Renaissance gathered that despite the their compliance with the identification order, these Sisters were still denied entry into classrooms for tests and halls as well as laboratories for practicals by mostly non-Muslim lecturers.
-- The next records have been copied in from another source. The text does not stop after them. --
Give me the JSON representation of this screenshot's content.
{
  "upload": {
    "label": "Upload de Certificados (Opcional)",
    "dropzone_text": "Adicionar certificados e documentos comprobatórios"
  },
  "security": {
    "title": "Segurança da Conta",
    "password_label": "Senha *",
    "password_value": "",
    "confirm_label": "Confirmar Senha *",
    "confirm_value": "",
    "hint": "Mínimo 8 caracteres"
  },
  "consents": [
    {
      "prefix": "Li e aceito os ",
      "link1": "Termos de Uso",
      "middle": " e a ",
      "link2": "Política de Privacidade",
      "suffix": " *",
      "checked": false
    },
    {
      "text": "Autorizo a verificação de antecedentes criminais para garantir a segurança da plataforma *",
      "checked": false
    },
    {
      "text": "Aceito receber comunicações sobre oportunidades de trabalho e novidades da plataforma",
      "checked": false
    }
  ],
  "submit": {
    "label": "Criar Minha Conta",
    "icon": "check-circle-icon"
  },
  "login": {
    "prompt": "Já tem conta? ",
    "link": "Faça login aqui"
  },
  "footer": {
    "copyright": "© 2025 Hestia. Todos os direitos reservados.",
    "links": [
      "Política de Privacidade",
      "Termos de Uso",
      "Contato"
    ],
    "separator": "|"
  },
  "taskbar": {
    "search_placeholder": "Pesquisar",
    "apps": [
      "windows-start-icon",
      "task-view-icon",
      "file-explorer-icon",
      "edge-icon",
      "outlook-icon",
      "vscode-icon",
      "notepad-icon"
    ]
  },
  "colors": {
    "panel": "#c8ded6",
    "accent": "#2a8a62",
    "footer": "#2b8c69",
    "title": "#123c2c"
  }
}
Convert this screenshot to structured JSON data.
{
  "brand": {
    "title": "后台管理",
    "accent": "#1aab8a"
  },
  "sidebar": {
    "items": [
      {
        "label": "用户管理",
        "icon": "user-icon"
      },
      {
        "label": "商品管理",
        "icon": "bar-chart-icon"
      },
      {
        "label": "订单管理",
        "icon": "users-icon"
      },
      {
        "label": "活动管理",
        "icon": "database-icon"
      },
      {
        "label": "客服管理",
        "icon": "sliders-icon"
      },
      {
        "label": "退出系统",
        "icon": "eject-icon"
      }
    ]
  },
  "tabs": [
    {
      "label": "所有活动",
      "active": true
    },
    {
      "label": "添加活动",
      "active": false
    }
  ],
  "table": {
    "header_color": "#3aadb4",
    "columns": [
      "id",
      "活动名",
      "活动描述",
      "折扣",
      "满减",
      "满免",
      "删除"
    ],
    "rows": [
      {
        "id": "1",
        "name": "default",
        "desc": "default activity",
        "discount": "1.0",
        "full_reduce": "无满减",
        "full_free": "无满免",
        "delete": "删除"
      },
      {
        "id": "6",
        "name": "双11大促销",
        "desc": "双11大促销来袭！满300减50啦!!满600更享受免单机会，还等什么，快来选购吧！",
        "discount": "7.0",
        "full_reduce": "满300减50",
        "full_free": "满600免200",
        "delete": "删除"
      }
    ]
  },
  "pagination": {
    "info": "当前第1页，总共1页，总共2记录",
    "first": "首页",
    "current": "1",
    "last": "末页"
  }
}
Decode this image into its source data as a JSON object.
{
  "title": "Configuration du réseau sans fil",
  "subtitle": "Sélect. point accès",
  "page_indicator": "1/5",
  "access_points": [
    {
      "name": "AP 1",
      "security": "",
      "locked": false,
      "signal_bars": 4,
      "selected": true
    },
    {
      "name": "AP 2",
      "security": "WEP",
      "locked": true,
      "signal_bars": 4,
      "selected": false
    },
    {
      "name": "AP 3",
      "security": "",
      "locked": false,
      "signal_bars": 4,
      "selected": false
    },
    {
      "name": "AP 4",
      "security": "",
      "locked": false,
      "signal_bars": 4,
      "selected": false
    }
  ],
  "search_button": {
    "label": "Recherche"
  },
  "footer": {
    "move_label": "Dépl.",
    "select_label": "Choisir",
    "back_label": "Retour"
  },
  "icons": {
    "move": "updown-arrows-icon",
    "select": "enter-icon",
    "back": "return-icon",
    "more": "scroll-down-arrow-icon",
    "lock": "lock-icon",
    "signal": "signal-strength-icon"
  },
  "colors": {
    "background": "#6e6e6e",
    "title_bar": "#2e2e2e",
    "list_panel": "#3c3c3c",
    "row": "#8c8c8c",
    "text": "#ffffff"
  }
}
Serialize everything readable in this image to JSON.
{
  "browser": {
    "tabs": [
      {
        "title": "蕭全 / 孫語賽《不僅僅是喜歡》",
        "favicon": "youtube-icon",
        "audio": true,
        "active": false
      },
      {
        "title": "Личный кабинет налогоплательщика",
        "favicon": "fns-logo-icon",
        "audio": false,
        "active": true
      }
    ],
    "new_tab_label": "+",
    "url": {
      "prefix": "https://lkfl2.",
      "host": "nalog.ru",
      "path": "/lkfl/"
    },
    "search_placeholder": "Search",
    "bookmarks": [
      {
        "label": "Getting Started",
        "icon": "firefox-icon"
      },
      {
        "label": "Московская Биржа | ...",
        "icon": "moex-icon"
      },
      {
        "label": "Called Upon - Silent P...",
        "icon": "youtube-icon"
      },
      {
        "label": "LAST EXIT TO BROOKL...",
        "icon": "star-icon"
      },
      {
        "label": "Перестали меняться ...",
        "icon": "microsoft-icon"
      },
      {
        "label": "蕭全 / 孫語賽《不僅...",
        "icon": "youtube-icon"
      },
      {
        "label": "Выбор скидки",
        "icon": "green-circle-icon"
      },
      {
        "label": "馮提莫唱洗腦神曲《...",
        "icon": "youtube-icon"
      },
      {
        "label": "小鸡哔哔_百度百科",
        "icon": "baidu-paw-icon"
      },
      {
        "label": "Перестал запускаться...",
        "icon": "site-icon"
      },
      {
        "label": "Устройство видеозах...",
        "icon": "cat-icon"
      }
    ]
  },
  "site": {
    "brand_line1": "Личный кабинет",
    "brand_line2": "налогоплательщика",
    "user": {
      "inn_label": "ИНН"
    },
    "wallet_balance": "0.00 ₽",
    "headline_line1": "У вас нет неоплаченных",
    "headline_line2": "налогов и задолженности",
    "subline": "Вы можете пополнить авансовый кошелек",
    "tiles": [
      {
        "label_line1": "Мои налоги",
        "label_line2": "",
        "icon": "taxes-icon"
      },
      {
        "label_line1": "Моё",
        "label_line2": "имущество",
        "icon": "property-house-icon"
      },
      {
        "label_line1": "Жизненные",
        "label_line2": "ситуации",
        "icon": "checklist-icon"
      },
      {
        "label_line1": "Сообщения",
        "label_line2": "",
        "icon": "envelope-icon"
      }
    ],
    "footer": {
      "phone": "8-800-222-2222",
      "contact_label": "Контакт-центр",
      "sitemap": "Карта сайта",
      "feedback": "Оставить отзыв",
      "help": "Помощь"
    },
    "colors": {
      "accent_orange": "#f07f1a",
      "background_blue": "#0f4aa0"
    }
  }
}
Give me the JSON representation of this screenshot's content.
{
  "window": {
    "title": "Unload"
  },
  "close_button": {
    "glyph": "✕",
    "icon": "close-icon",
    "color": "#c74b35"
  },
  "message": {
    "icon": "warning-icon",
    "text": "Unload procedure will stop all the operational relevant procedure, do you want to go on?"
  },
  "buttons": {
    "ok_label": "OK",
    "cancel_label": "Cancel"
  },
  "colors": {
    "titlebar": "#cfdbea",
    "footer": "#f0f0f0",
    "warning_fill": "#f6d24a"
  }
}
They have the options to either remove their veils or forfeit the academic exercise.
The matter got to its peak in the month of June, July and August this year when tests and examinations took place successively, with innocent Niqabis massively denied their academic right on the basis of their religious right.
Besides, many actually attributed the brazenness of the lecturers and the hype in denials to the prompting by the Acting VC’s statement at an event during Ramadan where he said, despite the earlier identification agreement, that ‘the school is not in support of face veils’.
In another release by MSSN entitled: Campaign for the Oppressed Muslim Ladies in FUNNAB, Abeokuta, the student body lamented the oppression, describing it as agonising.
“They denied them their basic rights and caused them too much tears. Some of these Muslims have been veil users from their homes. Isn’t it to oppressively force their faces open to traumatize them and diminish their worth, especially, to themselves?
“Today, the injustice of FUNAAB towards the Muslim ladies has moved beyond mere discrimination. It has turned to that which causes heartaches to the law-abiding citizens. A ‘Circular To All Students On Dress Code’ was pasted which, apart from other seeming general rules, contains a ban on ‘any clothing which covers the face’. This calls for a more serious attention.”
In a campaign codenamed #StandWithNiqobi_FUNAAB, #MyReligionMyRight_FUNAAB and #MyNiqobMyReligion_FUNAAB, MSSN questioned the right of the school to postulate such law, maintaining that the veiled lady has every right, backed by the nation’s constitutional to express her religious belief, especially when she constitutes no threat to security.
“She is just a Muslim student who wants to do everything good in life while she devoutly serves her Lord. Has she any crime by being a Muslim? It is like victimising individual for not wearing footwears while in their white religious garb, or for wearing caps, or any other apparel.
“Isn’t freedom from oppression, hatred, slavery, foolishness, injustice and abuse, what we have been taught in schools to stand up against? Isn’t rejection of silent killing the dauntlessness our nation’s constitution has taught us to uphold?, MSSN inquired.
Speaking on this development, a social critic from Olabisi Onabanjo University, Dr Olufemi Ogunkoya appealed for calm in the face of what he called the ‘unwarranted provocation from the bigoted authorities’, but advised the affected students to, rather than just lamenting, put up a strong petition and send it to the Federal Ministry of Education in Abuja, with copies despatched to the Presidency, the National Assembly committees, National Human Rights Commission, Muslim Rights Concern and similar bodies.
“Be proactive, do something, don’t just lament”, he advised.
Ogunkoya said this approach remains a veritable option to seeking a change in a system and pursuing ones right in a civilised society rather than resort to protests, demonstration or any other form of self help that could lead to violence.
By Adeyinka Aremu